ON THIS DATE in 1958, fourteen-year-old Bobby Fischer won the United States Chess Championship, topping 13 of the nation’s best players.
The American chess world was “aghast with wonder, admiration, envy, and excitement,” wrote chess expert Arthur Bisguier of Fischer’s victory, which launched a strange but brilliant chess career.
Fischer would win seven more U.S. Championships while gaining notoriety for his prickly personality and constant complaining. The young man was “a little snot,” wrote Corky Siemaszko of the Daily News. He walked out of some tournaments and seemed continually dissatisfied with the crowds, the lighting, the temperature, and the prize money at chess events.
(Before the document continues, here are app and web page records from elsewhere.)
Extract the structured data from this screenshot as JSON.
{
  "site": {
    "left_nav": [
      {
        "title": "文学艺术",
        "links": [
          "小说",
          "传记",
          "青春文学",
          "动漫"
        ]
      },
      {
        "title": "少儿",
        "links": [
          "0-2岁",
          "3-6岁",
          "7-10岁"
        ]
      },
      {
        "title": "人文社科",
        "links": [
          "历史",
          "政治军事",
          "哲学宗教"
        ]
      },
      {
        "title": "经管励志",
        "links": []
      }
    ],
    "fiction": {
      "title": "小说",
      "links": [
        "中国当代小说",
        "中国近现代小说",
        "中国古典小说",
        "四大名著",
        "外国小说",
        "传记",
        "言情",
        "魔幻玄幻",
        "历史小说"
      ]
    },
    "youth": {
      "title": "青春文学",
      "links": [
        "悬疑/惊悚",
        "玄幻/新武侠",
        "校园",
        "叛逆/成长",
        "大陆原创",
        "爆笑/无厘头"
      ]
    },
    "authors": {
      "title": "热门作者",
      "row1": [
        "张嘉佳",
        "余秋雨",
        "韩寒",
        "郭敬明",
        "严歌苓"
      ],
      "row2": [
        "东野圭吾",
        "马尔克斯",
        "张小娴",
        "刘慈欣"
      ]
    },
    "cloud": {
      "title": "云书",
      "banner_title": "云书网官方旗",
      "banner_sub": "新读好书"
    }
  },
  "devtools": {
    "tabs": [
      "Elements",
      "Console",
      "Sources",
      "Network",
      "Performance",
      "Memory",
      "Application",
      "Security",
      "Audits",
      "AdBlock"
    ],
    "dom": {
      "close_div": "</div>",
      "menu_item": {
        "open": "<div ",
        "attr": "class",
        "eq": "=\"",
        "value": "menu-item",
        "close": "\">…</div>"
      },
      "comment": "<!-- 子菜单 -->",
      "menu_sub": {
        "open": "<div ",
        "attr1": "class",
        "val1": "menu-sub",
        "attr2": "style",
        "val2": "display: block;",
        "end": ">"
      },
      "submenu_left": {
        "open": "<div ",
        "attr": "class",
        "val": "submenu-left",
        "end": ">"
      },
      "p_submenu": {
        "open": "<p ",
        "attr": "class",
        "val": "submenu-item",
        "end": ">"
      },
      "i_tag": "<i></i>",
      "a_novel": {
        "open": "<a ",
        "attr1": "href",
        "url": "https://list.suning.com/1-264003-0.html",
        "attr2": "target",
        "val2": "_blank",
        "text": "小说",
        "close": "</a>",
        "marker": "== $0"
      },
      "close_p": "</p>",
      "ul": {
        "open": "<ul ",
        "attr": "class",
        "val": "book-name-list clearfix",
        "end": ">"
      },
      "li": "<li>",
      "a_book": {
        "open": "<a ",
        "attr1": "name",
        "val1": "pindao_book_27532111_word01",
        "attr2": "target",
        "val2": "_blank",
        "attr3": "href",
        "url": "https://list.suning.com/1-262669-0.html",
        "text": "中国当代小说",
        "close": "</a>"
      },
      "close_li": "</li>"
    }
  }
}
In 1972, Fischer was in prime form as a personality and player while battling the Soviet Union’s Boris Spassky for the world chess championship. “Mr. Fischer’s characteristic petulance, loutishness and sense of outrage were the stuff of front page headlines all over the globe,” reported The New York Times in 2008. He griped about the television cameras, forfeited one game, and insisted the match be transferred to a more secluded setting. Then he beat Spassky 12.5 to 8.5 to become the first and only American to win a world chess championship.
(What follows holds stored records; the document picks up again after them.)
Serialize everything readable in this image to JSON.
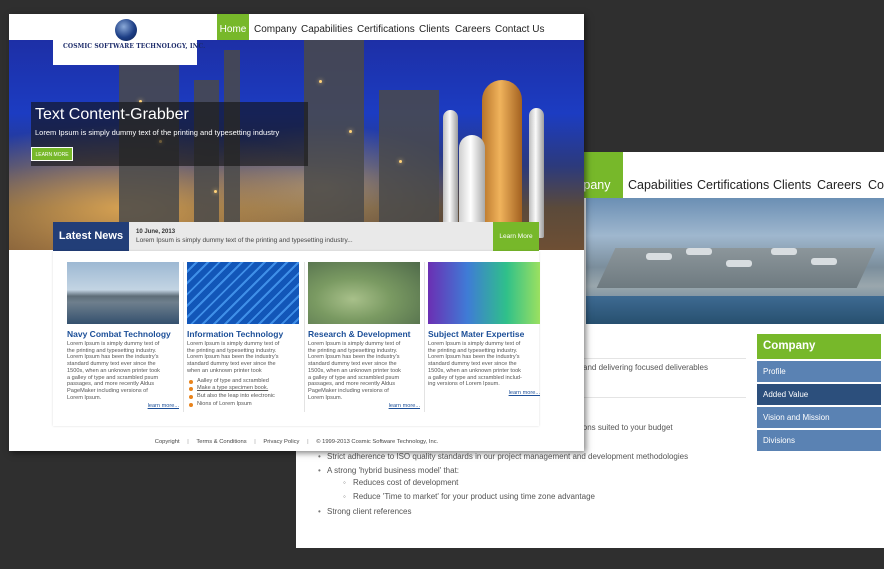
{
  "back_page": {
    "nav": [
      "ompany",
      "Capabilities",
      "Certifications",
      "Clients",
      "Careers",
      "Co"
    ],
    "lines": [
      "and delivering focused deliverables",
      "ions suited to your budget"
    ],
    "bullets": [
      "Strict adherence to ISO quality standards in our project management and development methodologies",
      "A strong 'hybrid business model' that:",
      "Strong client references"
    ],
    "sub_bullets": [
      "Reduces cost of development",
      "Reduce 'Time to market' for your product using time zone advantage"
    ],
    "sidebar": {
      "heading": "Company",
      "links": [
        "Profile",
        "Added Value",
        "Vision and Mission",
        "Divisions"
      ]
    }
  },
  "front_page": {
    "logo_text": "COSMIC SOFTWARE TECHNOLOGY, INC.",
    "nav": [
      "Home",
      "Company",
      "Capabilities",
      "Certifications",
      "Clients",
      "Careers",
      "Contact Us"
    ],
    "hero": {
      "title": "Text Content-Grabber",
      "subtitle": "Lorem Ipsum is simply dummy text of the printing and typesetting industry",
      "button": "LEARN MORE"
    },
    "news": {
      "label": "Latest News",
      "date": "10 June, 2013",
      "text": "Lorem Ipsum is simply dummy text of the printing and typesetting industry...",
      "button": "Learn More"
    },
    "columns": [
      {
        "title": "Navy Combat Technology",
        "desc": "Lorem Ipsum is simply dummy text of\nthe printing and typesetting industry.\nLorem Ipsum has been the industry's\nstandard dummy text ever since the\n1500s, when an unknown printer took\na galley of type and scrambled psum\npassages, and more recently Aldus\nPageMaker including versions of\nLorem Ipsum.",
        "more": "learn more..."
      },
      {
        "title": "Information Technology",
        "desc": "Lorem Ipsum is simply dummy text of\nthe printing and typesetting industry.\nLorem Ipsum has been the industry's\nstandard dummy text ever since the\nwhen an unknown printer took",
        "bullets": [
          "Aalley of type and scrambled",
          "Make a type specimen book.",
          "But also the leap into electronic",
          "Nions of Lorem Ipsum"
        ]
      },
      {
        "title": "Research & Development",
        "desc": "Lorem Ipsum is simply dummy text of\nthe printing and typesetting industry.\nLorem Ipsum has been the industry's\nstandard dummy text ever since the\n1500s, when an unknown printer took\na galley of type and scrambled psum\npassages, and more recently Aldus\nPageMaker including versions of\nLorem Ipsum.",
        "more": "learn more..."
      },
      {
        "title": "Subject Mater Expertise",
        "desc": "Lorem Ipsum is simply dummy text of\nthe printing and typesetting industry.\nLorem Ipsum has been the industry's\nstandard dummy text ever since the\n1500s, when an unknown printer took\na galley of type and scrambled includ-\ning versions of Lorem Ipsum.",
        "more": "learn more..."
      }
    ],
    "footer": {
      "copyright": "Copyright",
      "terms": "Terms & Conditions",
      "privacy": "Privacy Policy",
      "notice": "© 1999-2013 Cosmic Software Technology, Inc."
    }
  },
  "colors": {
    "accent": "#77b82a",
    "navy": "#223e78",
    "link_blue": "#1c4f98",
    "sidebar_blue": "#5a82b3"
  }
}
Fischer’s later life was filled with bizarre statements and behavior. In 1999, he raved on a radio station about an international Jewish conspiracy (Fischer’s mother and biological father were Jewish), and he called the 2001 attacks on the World Trade Center and the Pentagon “wonderful news.” He died at age sixty-four in 2008.
Also on this date …
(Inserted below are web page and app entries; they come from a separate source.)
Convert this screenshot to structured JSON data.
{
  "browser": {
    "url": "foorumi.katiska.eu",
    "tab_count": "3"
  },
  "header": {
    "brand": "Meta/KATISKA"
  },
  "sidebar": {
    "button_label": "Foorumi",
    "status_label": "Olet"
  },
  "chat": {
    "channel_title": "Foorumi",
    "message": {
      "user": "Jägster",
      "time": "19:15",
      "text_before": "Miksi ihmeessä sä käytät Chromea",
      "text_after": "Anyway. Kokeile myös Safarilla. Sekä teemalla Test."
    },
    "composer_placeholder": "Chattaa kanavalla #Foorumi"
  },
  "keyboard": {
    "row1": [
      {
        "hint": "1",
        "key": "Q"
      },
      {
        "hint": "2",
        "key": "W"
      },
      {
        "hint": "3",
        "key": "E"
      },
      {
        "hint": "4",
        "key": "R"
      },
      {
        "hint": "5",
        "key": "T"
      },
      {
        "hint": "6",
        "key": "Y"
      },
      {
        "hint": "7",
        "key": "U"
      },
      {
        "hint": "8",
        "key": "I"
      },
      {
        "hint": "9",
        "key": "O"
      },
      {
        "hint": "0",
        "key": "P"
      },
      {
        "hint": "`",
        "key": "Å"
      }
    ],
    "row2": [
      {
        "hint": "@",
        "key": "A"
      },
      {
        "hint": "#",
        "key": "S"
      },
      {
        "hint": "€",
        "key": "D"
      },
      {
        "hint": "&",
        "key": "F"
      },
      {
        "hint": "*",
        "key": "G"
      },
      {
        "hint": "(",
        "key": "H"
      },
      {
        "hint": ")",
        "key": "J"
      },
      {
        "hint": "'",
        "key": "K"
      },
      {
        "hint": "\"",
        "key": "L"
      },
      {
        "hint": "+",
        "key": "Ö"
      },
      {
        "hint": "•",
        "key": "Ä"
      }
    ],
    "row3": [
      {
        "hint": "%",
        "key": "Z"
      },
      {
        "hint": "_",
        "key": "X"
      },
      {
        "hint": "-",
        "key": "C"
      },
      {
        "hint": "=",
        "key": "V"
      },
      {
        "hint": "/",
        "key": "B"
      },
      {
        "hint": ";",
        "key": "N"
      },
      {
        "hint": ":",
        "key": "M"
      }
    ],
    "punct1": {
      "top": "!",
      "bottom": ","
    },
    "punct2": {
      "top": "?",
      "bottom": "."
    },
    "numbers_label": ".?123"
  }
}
JAN. 8, 1638: Elisabetta Sirani was born in Bologna, Italy. By age seventeen she had completed more than 90 works of art.
As a teenager, Sirani became the breadwinner of her family when her artist father’s gout ended his painting career. The young artist specialized in working quickly. On one occasion, a grand duke asked her to paint him a Madonna, and Sirani created one on the spot.
In 1994, the U.S. Postal Service issued a holiday stamp featuring Sirani’s Madonna and Child painting (right) from 1663. It was the first holiday stamp to feature the work of a woman artist.
JAN. 8, 1815: JORDAN NOBLE, fourteen, played drums during an American victory over British troops at the Battle of New Orleans. This is a big deal because in a pre-electronics age, the drum was a military communication device that sounded up to 30 different instructions to soldiers, telling them to commence firing, to cease firing, and more.
Jordan was justifiably proud of his role in the victory. For years, the biracial ex-slave from Georgia carried a card that identified him as “Jordan B. Noble, the veteran drummer who had the pride and satisfaction of beating to arms the Americans … on the 8th of January, 1815.”
JAN. 8, 1864: DAVID O. DODD, seventeen, was hanged by the Yankees for spying during the Civil War. known as the “Boy Martyr of the Confederacy,” Dodd (left) had been discovered behind Union lines with a Morse Code message that revealed precise information about Union strength in Little Rock, Arkansas. He refused to name his informant before his hanging, making him a hero in the Confederacy.